The Dust of 100 Dogs is a novel that merges both present day and historical fiction, spanning the reach of over several centuries. It is told from varying points of view in just about every other chapter. The interesting thing is that the point of view is told from one soul. In the 1700s, Emer Morrissey was living the life of a successful, enterprising, swashbuckling pirate and gathering riches beyond her imaginings. A successful feat, considering her origins. She had a pretty tough childhood. When her parents are killed after Cromwell’s army invades Ireland, her guardianship falls into the hands of an abusive Uncle at the age of six. By her early teens, she manages to escape and eventually leaves Ireland, her voyage ultimately landing her in the Caribbean. But after an enterprising life as a pirate sailing the high seas, manning her own ship, and just after miraculously reuniting with her lost love from Ireland, her life is cut short. Her vindictive murderer dooming her, in her final moments, to live as a dog for 100 lives.
In fulfillment of the curse, Emer is reincarnated 100 times over as a dog with her memory intact: thus allowing her a discerning sense of judgment unusual for a canine. Until centuries later, after completion of the 100 lives she’s lived, she is finally born into an Irish-American family as a human girl named Saffron Adams. Due to the extensive knowledge gained throughout the ages, she is considered a ‘genius’ since she knows more than most teens her age. She is brilliant, an excellent student that her parents see as their ticket out of their lower-income status. But Saffron has other plans in mind, and that is to recover the treasure she buried centuries ago when she lived as Emer. She comes from a slightly dysfunctional family, and she is desperate to make something of herself. After high school, she bravely begins her voyage to head where her life as Emer was cut short hundreds of years earlier in an effort to recover this buried treasure.
For every other chapter of the Dust of 100 Dogs, A.S. King switches the point of view from Saffron to the pirate Emer, darting you back and forth between the past and present, with intermissions of Dog Facts scattered throughout the novel. But this is not just any dog fact you read, it’s told from the point of Emer/Saffron, when her soul reincarnated into these canines, sharing not only what she learned as a dog, giving handy advice to canine owners, but what she discovered about human nature and ultimately herself. So that when she is reborn again, she’s gained some compassion that was missing in Emer. Emer was a pretty ruthless pirate, and seemed to spare no enemy. The novel is excellent, but some parts are a little graphic. The war in Ireland during Cromwell’s invasion, where women and children are slain. And of course, her life as a pirate with all the battles she waged.

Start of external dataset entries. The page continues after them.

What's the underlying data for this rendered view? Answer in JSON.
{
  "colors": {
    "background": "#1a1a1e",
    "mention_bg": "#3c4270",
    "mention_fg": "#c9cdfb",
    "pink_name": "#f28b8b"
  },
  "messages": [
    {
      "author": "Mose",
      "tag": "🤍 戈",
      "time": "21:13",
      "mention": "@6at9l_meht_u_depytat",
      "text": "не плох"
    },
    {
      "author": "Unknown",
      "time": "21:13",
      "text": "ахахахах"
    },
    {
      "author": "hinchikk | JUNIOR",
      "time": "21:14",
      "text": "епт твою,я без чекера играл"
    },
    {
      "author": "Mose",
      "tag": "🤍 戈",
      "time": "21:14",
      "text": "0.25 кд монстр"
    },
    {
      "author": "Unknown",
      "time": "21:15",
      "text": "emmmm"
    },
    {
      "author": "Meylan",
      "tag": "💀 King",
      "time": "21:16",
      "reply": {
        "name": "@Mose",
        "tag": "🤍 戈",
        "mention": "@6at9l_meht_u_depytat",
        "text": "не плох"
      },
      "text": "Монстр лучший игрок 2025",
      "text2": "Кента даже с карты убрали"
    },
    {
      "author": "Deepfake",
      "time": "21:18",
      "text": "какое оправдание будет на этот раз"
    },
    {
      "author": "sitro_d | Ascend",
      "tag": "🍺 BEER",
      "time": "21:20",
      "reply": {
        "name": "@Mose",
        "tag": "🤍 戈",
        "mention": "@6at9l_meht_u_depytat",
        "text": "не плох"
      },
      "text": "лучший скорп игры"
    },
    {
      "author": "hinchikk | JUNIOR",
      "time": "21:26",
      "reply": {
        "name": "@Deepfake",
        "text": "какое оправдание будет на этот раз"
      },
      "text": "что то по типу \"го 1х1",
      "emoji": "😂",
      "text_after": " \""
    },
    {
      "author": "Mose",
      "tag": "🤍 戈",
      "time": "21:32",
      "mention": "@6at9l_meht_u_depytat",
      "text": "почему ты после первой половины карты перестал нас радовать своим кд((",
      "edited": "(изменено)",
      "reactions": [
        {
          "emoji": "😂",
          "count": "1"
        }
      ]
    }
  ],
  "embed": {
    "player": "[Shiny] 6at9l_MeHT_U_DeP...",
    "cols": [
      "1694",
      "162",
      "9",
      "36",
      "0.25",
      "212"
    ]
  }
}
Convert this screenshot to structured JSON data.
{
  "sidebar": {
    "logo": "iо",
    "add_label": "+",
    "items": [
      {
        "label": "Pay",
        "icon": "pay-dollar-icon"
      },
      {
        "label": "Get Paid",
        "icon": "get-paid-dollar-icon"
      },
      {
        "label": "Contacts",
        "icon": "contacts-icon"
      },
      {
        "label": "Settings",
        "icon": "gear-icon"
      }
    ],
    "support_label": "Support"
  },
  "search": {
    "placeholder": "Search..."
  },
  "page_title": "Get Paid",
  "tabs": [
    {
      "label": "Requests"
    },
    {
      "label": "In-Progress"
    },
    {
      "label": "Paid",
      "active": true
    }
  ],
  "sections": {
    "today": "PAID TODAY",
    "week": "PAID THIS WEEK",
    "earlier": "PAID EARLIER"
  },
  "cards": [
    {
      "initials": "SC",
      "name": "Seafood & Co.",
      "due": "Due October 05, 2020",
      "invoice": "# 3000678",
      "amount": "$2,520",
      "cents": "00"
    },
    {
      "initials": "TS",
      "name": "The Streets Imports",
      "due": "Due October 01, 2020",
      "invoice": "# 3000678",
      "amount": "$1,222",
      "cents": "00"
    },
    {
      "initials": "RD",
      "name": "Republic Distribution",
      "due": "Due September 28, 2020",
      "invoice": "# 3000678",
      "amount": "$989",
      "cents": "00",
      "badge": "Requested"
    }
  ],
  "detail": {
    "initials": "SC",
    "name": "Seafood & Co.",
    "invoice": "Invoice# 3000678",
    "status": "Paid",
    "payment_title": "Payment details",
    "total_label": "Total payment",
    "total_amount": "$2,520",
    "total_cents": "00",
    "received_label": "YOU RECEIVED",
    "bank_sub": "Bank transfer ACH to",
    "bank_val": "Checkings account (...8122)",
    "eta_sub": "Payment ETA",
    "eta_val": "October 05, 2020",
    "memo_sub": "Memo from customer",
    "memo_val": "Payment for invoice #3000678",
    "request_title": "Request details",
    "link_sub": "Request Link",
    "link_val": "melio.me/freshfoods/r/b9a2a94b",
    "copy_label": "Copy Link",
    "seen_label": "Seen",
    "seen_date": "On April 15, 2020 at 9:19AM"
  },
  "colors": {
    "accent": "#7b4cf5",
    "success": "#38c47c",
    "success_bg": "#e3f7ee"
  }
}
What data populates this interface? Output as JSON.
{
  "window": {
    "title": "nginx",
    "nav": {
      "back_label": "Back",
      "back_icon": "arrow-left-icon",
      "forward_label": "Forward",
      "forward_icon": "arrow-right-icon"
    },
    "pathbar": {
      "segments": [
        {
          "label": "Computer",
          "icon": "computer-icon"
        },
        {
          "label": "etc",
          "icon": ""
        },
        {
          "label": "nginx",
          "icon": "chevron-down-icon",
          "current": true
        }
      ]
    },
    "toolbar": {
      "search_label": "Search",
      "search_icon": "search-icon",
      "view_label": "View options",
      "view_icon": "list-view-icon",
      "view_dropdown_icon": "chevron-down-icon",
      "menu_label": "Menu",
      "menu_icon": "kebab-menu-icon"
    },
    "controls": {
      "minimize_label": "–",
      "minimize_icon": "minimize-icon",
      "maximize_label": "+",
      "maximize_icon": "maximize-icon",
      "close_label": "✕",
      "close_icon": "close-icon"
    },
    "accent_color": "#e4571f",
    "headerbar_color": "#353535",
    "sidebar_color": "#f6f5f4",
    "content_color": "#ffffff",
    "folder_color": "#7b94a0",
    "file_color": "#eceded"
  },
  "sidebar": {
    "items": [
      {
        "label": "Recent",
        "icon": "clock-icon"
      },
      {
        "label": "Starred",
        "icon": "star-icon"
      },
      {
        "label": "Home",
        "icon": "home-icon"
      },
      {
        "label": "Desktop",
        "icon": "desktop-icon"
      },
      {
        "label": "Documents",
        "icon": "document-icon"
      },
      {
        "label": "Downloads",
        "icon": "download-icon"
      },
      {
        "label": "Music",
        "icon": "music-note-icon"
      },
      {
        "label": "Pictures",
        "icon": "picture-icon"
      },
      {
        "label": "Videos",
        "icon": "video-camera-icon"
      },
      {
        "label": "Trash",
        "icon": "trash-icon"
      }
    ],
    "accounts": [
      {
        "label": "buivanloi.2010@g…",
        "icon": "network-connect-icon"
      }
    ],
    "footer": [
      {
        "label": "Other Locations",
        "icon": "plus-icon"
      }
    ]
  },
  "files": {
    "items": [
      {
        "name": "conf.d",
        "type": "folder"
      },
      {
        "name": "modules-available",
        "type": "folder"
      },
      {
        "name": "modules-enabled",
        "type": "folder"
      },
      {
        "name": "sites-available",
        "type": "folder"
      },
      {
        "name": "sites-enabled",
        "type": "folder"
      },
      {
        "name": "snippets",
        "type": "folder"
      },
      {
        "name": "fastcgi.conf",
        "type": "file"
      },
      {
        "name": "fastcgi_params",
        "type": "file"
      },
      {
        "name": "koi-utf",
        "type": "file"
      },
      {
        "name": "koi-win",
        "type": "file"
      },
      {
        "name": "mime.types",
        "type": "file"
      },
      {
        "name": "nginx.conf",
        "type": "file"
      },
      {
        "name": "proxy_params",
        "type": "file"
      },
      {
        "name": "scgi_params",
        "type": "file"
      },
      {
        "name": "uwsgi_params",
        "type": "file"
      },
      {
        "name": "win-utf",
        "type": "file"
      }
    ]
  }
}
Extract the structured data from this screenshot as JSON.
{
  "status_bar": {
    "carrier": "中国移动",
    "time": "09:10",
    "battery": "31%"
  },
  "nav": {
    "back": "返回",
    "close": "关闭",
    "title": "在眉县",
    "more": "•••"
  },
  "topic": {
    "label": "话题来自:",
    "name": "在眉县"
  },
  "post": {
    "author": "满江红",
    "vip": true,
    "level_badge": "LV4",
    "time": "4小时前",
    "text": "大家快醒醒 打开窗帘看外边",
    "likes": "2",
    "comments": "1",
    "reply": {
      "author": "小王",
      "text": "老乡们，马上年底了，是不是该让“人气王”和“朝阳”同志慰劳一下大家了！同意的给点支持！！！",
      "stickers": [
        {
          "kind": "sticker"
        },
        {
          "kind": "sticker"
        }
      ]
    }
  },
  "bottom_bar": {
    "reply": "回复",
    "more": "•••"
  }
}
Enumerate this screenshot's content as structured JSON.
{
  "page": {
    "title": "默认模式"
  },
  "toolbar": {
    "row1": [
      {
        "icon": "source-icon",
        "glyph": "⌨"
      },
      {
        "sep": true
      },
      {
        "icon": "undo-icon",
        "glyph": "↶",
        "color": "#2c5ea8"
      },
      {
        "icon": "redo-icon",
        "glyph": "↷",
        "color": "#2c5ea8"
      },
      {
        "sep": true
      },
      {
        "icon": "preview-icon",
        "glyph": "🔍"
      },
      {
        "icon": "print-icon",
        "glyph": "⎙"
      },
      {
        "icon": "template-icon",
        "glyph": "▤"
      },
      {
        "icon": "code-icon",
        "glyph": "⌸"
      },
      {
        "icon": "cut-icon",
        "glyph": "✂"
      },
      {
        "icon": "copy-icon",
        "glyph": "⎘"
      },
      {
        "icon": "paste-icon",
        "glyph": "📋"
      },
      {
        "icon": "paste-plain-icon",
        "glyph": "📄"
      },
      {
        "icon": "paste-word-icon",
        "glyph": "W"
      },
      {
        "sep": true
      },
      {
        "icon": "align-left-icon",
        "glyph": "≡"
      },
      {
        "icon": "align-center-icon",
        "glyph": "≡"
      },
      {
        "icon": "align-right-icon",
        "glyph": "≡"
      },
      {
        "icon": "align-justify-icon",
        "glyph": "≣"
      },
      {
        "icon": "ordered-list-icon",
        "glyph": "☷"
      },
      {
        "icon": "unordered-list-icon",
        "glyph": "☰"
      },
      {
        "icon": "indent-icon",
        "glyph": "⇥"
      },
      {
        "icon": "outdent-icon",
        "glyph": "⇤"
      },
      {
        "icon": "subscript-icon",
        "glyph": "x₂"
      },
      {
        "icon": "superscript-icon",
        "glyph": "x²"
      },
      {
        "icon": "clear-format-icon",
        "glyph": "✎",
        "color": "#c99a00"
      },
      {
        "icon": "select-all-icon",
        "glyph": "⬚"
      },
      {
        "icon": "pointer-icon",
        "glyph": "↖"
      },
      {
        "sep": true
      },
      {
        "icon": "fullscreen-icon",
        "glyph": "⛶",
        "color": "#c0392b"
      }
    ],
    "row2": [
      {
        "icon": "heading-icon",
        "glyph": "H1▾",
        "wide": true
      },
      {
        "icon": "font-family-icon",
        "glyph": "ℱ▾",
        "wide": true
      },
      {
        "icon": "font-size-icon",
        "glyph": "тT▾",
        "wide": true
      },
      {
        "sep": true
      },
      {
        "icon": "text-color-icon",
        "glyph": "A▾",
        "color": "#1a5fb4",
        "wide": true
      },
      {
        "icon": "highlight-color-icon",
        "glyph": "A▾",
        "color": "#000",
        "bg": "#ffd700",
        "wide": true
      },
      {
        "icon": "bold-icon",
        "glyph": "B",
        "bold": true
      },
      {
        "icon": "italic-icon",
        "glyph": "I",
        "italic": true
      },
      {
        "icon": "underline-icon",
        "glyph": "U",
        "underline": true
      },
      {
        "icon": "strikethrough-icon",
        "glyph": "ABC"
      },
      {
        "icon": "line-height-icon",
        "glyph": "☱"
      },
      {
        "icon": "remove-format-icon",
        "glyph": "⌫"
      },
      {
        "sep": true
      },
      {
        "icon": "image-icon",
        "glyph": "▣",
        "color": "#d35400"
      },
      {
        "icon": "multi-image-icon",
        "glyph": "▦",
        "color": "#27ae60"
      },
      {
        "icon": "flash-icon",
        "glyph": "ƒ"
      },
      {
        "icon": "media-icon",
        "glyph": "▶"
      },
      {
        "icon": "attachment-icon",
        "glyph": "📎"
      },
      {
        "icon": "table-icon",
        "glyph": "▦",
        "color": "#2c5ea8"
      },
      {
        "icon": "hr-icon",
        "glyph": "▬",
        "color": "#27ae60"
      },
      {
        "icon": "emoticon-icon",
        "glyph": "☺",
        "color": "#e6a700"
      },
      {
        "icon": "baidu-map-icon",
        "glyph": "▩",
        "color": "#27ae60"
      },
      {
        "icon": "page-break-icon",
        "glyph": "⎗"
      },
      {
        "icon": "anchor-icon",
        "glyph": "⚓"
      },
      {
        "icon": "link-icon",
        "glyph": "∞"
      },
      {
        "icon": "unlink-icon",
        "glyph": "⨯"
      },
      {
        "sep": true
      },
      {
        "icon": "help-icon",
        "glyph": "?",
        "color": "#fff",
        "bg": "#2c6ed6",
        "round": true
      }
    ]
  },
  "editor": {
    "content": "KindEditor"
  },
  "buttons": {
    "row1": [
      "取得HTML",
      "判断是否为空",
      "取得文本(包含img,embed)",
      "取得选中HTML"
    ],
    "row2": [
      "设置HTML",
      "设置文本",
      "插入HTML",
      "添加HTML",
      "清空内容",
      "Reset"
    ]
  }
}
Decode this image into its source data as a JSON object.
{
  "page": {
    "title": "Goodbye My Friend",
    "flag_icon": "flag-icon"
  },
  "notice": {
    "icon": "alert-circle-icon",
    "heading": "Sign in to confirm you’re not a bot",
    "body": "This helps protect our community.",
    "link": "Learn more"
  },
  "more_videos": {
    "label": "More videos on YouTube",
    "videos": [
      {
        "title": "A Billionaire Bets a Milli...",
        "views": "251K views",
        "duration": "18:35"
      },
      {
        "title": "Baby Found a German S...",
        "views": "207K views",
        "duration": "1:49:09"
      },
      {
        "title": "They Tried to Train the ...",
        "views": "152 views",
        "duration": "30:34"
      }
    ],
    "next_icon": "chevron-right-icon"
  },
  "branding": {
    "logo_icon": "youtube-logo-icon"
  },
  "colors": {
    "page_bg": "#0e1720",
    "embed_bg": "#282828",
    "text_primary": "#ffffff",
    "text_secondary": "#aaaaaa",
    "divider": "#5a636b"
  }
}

I loved the writing, and enjoyed the dialogue of The Dust of 100 Dogs. I thought A.S. King did a great job on one character named Fred Livingstone who seemed to hear ‘voices’ and carried conversations with himself. That was especially humorous. I could read Fred’s chapter and his quirky self-dialogue over and over again. Although he appears from out of nowhere and seems completely separate from Saffron, he proves to have a very surprising connection with her. The story ends leaving you satisfied for the character.